Opinion Conversations on the science of autism research.

Kissing cousins

by  /  5 August 2011

This article is more than five years old. Autism research - and science in general - is constantly evolving, so older articles may contain information or theories that have been reevaluated since their original publication date.


At scientific meetings over the past year, I’ve heard geneticist Christopher Walsh describe his studies of neurodevelopmental disorders in cultures very different than our own.

Walsh, a soft-spoken man, invariably points out that though marriages between first cousins are frowned upon in the U.S. and western Europe, they are common throughout much of the world — and can help researchers like him pinpoint genetic risk factors for various diseases.

The increase in the risk for genetic disease isn’t huge when cousins marry — 97 to 98 percent of offspring are healthy — but it may explain ‘silent’ mutations carried by unaffected parents that give rise to disease in their offspring. Walsh and others suspect that, in some cases, autism may be a recessive disorder in which a child inherits one faulty copy of a gene from each unaffected parent.

A new study of intellectual disability proves this point. A team of researchers based in Canada, Germany, Saudi Arabia, Pakistan and Iran used genome-wide sequencing to pinpoint a gene, MAN1B1, responsible for mental retardation in five families. Four of the families are in Pakistan and one is in Iran. Each has more than one child affected by intellectual disability.

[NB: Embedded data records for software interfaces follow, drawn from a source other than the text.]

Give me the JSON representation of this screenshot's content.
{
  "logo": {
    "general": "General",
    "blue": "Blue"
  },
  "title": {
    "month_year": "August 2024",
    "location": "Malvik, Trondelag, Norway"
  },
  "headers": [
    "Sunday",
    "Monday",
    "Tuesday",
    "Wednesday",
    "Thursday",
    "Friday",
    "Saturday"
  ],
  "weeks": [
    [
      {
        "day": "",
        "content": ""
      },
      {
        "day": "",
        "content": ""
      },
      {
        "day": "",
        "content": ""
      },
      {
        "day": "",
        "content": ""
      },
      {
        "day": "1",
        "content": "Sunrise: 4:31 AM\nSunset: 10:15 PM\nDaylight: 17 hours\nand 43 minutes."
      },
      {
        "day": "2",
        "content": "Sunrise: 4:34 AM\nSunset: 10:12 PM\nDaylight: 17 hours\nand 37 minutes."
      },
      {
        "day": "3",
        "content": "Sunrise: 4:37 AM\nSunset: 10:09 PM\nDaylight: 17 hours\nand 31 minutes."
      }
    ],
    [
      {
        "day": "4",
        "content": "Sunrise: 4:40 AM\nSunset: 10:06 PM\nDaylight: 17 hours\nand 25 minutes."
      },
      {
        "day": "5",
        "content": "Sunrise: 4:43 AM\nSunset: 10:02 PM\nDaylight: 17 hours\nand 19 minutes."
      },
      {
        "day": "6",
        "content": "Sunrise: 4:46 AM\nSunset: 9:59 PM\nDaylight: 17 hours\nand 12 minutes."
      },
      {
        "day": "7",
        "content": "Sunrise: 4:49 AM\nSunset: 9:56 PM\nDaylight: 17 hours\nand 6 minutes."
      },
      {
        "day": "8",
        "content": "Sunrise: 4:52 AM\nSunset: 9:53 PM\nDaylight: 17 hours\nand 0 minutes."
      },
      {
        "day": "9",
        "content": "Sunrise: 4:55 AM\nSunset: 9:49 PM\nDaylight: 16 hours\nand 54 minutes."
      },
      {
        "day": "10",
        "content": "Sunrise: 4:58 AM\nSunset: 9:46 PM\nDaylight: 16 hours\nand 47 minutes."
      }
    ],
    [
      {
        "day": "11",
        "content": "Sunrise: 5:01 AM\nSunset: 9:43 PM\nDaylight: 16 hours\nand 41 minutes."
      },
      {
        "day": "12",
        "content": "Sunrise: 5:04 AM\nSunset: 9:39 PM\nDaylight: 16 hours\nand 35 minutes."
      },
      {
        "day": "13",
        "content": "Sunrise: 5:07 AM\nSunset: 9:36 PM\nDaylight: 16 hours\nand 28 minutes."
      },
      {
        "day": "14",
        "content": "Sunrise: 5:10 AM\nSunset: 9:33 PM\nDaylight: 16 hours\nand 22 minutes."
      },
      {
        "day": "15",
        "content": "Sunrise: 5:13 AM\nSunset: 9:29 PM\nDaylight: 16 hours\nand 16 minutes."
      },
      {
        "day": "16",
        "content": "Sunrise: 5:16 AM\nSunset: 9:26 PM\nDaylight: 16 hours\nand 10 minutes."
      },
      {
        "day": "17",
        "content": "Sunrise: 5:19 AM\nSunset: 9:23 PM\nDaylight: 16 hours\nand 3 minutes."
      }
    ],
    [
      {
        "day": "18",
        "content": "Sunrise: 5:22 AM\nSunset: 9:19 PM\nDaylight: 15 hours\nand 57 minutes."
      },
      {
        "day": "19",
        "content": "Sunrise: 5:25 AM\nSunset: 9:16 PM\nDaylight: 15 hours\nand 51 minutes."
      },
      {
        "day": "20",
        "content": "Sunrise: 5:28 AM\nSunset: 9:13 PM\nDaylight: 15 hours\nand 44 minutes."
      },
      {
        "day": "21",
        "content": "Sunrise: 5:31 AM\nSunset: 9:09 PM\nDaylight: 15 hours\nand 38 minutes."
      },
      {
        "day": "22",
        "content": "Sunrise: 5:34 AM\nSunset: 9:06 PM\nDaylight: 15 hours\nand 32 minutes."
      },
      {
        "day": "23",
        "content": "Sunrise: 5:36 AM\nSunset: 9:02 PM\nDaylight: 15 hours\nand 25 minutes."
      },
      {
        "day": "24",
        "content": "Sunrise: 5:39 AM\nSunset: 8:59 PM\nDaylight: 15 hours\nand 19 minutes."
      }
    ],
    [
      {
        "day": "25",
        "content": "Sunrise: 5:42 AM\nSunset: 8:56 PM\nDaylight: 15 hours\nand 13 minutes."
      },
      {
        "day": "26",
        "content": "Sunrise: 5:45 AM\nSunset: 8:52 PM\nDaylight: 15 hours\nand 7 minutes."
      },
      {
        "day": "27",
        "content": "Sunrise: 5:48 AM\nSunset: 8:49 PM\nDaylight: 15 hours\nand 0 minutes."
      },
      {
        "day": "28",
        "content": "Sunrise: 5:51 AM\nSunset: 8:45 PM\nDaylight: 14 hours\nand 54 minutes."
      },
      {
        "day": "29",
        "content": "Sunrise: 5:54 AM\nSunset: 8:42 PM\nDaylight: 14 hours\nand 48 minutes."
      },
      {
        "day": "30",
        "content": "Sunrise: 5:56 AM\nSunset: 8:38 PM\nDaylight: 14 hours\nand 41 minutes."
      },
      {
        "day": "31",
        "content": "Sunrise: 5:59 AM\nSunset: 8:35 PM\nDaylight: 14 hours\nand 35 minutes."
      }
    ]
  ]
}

Only some of the children are severely affected. For example, the Iranian family has three affected children, aged 11, 23 and 25 years. The 11-year-old experienced only slight developmental delays, speaks well and can dress and wash himself, but his 25-year-old sister did not walk until age 4, is aggressive and has a history of seizures. The 23-year-old sister is slightly more intellectually disabled than her younger brother, and shows aggressive behavior like her sister.

When the researchers sequenced the genomes of each member of the five families, they found a critical region likely to harbor a mutated gene in unaffected parents and affected children.

Narrowing down the search to a handful of genes eventually produced a strong candidate — MAN1B1 — which codes for a ‘quality control’ enzyme that scans proteins after they are created in cells. As in other recessive genetic disorders, the affected children inherited a mutated copy of this gene from each parent. Stuck with two disabled genes, they are unable to manufacture the enzyme, giving rise to their symptoms.

As Walsh and others repeatedly point out, autism is an exceedingly heterogeneous disorder and its causes are no doubt as varied as its symptoms. Recessive genetic mutations like the one identified in this study won’t explain all cases of autism. But focusing on these kinds of families will lend a voice to those few silent mutations.